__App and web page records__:
*****

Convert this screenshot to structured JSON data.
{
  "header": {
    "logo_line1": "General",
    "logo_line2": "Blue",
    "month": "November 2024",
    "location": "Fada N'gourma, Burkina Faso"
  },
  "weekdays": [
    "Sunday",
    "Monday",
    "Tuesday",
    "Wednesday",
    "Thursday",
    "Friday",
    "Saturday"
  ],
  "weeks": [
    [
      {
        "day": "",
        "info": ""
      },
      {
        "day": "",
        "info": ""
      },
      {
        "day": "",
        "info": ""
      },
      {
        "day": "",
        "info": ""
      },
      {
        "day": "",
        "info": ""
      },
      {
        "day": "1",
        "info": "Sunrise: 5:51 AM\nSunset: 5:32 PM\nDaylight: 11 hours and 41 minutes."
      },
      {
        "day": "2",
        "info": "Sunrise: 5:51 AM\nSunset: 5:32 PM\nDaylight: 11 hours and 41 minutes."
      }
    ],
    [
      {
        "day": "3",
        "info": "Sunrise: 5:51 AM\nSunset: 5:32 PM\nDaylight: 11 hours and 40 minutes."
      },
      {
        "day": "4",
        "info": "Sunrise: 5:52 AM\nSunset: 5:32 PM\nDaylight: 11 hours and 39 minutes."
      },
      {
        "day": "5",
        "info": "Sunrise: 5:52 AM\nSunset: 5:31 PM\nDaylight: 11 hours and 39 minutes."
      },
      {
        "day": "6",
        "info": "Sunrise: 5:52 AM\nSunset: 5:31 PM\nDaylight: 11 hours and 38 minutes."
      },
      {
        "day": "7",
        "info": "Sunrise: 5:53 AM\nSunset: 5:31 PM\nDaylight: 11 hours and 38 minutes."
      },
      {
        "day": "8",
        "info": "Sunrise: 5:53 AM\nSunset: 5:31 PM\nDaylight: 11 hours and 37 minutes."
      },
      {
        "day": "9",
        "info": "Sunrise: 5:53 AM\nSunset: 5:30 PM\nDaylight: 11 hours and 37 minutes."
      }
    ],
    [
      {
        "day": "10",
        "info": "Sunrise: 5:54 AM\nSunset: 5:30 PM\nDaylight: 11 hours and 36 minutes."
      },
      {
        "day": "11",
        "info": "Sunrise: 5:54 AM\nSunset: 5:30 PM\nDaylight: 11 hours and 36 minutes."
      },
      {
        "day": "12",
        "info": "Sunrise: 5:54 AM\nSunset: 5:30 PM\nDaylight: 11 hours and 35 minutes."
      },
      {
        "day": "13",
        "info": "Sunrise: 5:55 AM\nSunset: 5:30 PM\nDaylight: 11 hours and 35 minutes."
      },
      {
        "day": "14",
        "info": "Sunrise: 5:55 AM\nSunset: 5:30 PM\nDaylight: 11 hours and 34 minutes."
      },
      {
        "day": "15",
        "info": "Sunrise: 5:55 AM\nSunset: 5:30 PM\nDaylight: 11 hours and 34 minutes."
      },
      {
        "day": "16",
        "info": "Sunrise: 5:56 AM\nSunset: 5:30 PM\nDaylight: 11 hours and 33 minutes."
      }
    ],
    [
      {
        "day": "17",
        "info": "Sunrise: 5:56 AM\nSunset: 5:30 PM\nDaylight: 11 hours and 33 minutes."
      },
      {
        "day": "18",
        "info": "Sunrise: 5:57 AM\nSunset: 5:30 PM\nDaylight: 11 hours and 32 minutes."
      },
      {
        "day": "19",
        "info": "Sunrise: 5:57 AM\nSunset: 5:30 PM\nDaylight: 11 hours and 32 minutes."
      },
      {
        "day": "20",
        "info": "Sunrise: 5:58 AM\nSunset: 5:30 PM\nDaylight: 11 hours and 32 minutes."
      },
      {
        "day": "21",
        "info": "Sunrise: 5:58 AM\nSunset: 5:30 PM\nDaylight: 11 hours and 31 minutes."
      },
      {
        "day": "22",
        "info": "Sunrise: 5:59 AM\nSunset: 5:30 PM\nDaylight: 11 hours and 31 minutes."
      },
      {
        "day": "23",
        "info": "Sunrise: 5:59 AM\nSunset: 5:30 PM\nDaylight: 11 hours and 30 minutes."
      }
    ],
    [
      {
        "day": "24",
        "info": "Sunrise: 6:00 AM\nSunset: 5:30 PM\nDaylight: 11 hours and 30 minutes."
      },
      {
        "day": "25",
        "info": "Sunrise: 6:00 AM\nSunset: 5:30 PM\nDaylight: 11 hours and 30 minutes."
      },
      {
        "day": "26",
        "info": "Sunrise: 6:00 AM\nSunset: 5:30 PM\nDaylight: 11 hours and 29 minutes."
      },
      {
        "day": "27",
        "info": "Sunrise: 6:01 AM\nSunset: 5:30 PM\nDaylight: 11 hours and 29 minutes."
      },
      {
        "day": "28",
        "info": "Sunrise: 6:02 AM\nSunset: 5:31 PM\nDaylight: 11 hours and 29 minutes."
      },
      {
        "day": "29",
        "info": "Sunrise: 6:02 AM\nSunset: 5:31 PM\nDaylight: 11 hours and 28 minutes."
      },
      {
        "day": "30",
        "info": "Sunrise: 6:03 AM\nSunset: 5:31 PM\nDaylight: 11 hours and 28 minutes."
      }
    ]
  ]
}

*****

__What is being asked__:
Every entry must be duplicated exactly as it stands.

__Completed exercise__:
Convert this screenshot to structured JSON data.
{
  "header": {
    "logo_line1": "General",
    "logo_line2": "Blue",
    "month": "November 2024",
    "location": "Fada N'gourma, Burkina Faso"
  },
  "weekdays": [
    "Sunday",
    "Monday",
    "Tuesday",
    "Wednesday",
    "Thursday",
    "Friday",
    "Saturday"
  ],
  "weeks": [
    [
      {
        "day": "",
        "info": ""
      },
      {
        "day": "",
        "info": ""
      },
      {
        "day": "",
        "info": ""
      },
      {
        "day": "",
        "info": ""
      },
      {
        "day": "",
        "info": ""
      },
      {
        "day": "1",
        "info": "Sunrise: 5:51 AM\nSunset: 5:32 PM\nDaylight: 11 hours and 41 minutes."
      },
      {
        "day": "2",
        "info": "Sunrise: 5:51 AM\nSunset: 5:32 PM\nDaylight: 11 hours and 41 minutes."
      }
    ],
    [
      {
        "day": "3",
        "info": "Sunrise: 5:51 AM\nSunset: 5:32 PM\nDaylight: 11 hours and 40 minutes."
      },
      {
        "day": "4",
        "info": "Sunrise: 5:52 AM\nSunset: 5:32 PM\nDaylight: 11 hours and 39 minutes."
      },
      {
        "day": "5",
        "info": "Sunrise: 5:52 AM\nSunset: 5:31 PM\nDaylight: 11 hours and 39 minutes."
      },
      {
        "day": "6",
        "info": "Sunrise: 5:52 AM\nSunset: 5:31 PM\nDaylight: 11 hours and 38 minutes."
      },
      {
        "day": "7",
        "info": "Sunrise: 5:53 AM\nSunset: 5:31 PM\nDaylight: 11 hours and 38 minutes."
      },
      {
        "day": "8",
        "info": "Sunrise: 5:53 AM\nSunset: 5:31 PM\nDaylight: 11 hours and 37 minutes."
      },
      {
        "day": "9",
        "info": "Sunrise: 5:53 AM\nSunset: 5:30 PM\nDaylight: 11 hours and 37 minutes."
      }
    ],
    [
      {
        "day": "10",
        "info": "Sunrise: 5:54 AM\nSunset: 5:30 PM\nDaylight: 11 hours and 36 minutes."
      },
      {
        "day": "11",
        "info": "Sunrise: 5:54 AM\nSunset: 5:30 PM\nDaylight: 11 hours and 36 minutes."
      },
      {
        "day": "12",
        "info": "Sunrise: 5:54 AM\nSunset: 5:30 PM\nDaylight: 11 hours and 35 minutes."
      },
      {
        "day": "13",
        "info": "Sunrise: 5:55 AM\nSunset: 5:30 PM\nDaylight: 11 hours and 35 minutes."
      },
      {
        "day": "14",
        "info": "Sunrise: 5:55 AM\nSunset: 5:30 PM\nDaylight: 11 hours and 34 minutes."
      },
      {
        "day": "15",
        "info": "Sunrise: 5:55 AM\nSunset: 5:30 PM\nDaylight: 11 hours and 34 minutes."
      },
      {
        "day": "16",
        "info": "Sunrise: 5:56 AM\nSunset: 5:30 PM\nDaylight: 11 hours and 33 minutes."
      }
    ],
    [
      {
        "day": "17",
        "info": "Sunrise: 5:56 AM\nSunset: 5:30 PM\nDaylight: 11 hours and 33 minutes."
      },
      {
        "day": "18",
        "info": "Sunrise: 5:57 AM\nSunset: 5:30 PM\nDaylight: 11 hours and 32 minutes."
      },
      {
        "day": "19",
        "info": "Sunrise: 5:57 AM\nSunset: 5:30 PM\nDaylight: 11 hours and 32 minutes."
      },
      {
        "day": "20",
        "info": "Sunrise: 5:58 AM\nSunset: 5:30 PM\nDaylight: 11 hours and 32 minutes."
      },
      {
        "day": "21",
        "info": "Sunrise: 5:58 AM\nSunset: 5:30 PM\nDaylight: 11 hours and 31 minutes."
      },
      {
        "day": "22",
        "info": "Sunrise: 5:59 AM\nSunset: 5:30 PM\nDaylight: 11 hours and 31 minutes."
      },
      {
        "day": "23",
        "info": "Sunrise: 5:59 AM\nSunset: 5:30 PM\nDaylight: 11 hours and 30 minutes."
      }
    ],
    [
      {
        "day": "24",
        "info": "Sunrise: 6:00 AM\nSunset: 5:30 PM\nDaylight: 11 hours and 30 minutes."
      },
      {
        "day": "25",
        "info": "Sunrise: 6:00 AM\nSunset: 5:30 PM\nDaylight: 11 hours and 30 minutes."
      },
      {
        "day": "26",
        "info": "Sunrise: 6:00 AM\nSunset: 5:30 PM\nDaylight: 11 hours and 29 minutes."
      },
      {
        "day": "27",
        "info": "Sunrise: 6:01 AM\nSunset: 5:30 PM\nDaylight: 11 hours and 29 minutes."
      },
      {
        "day": "28",
        "info": "Sunrise: 6:02 AM\nSunset: 5:31 PM\nDaylight: 11 hours and 29 minutes."
      },
      {
        "day": "29",
        "info": "Sunrise: 6:02 AM\nSunset: 5:31 PM\nDaylight: 11 hours and 28 minutes."
      },
      {
        "day": "30",
        "info": "Sunrise: 6:03 AM\nSunset: 5:31 PM\nDaylight: 11 hours and 28 minutes."
      }
    ]
  ]
}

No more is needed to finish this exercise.